MADDREY: Stephen King has frequently named MISERY as one of the best adaptations of his work, and he's not alone. The film also earned Kathy Bates an Oscar. These accolades are all well deserved. MISERY is a class act all the way, expertly balancing white-knuckle suspense with brilliant characterizations. It even one-ups King's novel by fleshing out the character of the quirky sheriff (played by Richard Farnsworth), and adding his long suffering wife (played by Frances Sternhagen). Those two characters deserved their own movie -- proof that MISERY has talent to spare. ****
KING (before the movie was released): "SLEEPWALKERS came out real well. On a grading scale - if an A is 92 to 100 and a B is 84 to 91 - I'd probably give it a B-plus."
KING (after the movie was released): "Mick didn't have enough power, and I didn't have enough time, to stop Columbia from whittling it down to something about two critical cuts above DR. GIGGLES."

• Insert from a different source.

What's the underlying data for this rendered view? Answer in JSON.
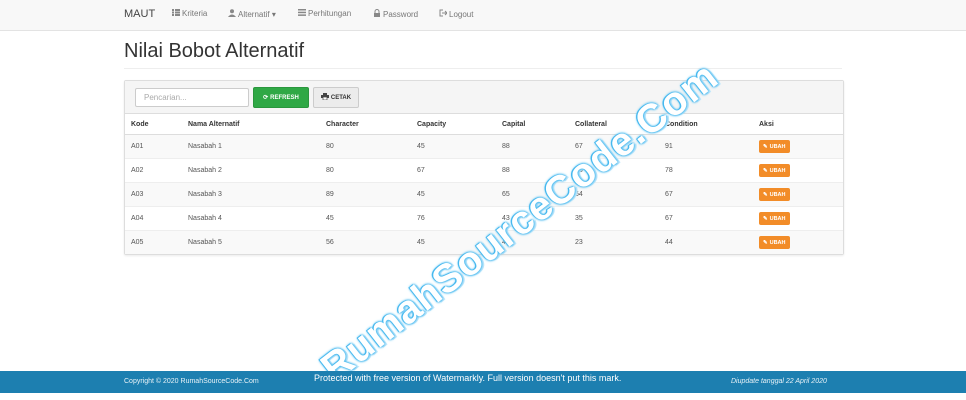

MADDREY: I don't mind a little tongue-in-cheek humor in monster movies, but I just can't take anything in this SLEEPWALKERS seriously. More to the point, I can't tell what the filmmaker was taking seriously. At least with MAXIMUM OVERDRIVE, I know that King wasn't taking anything seriously... but I just can't figure out the tone of this one. Sometimes I feel like I'm being too hard on this flick. I start thinking that I have watched it in the wrong spirit, and that if I re-watch it with a few beers in me, I'll have fun. So I try again. And then I hate myself. *
Turek and Bibbs are reviewing PET SEMATARY 2 and CHILDREN OF THE CORN 2. I'm not. Instead, I'm going to review a film they have overlooked... which was released theatrically in Europe, and based on one of King's earliest short stories.
The marathon continues HERE...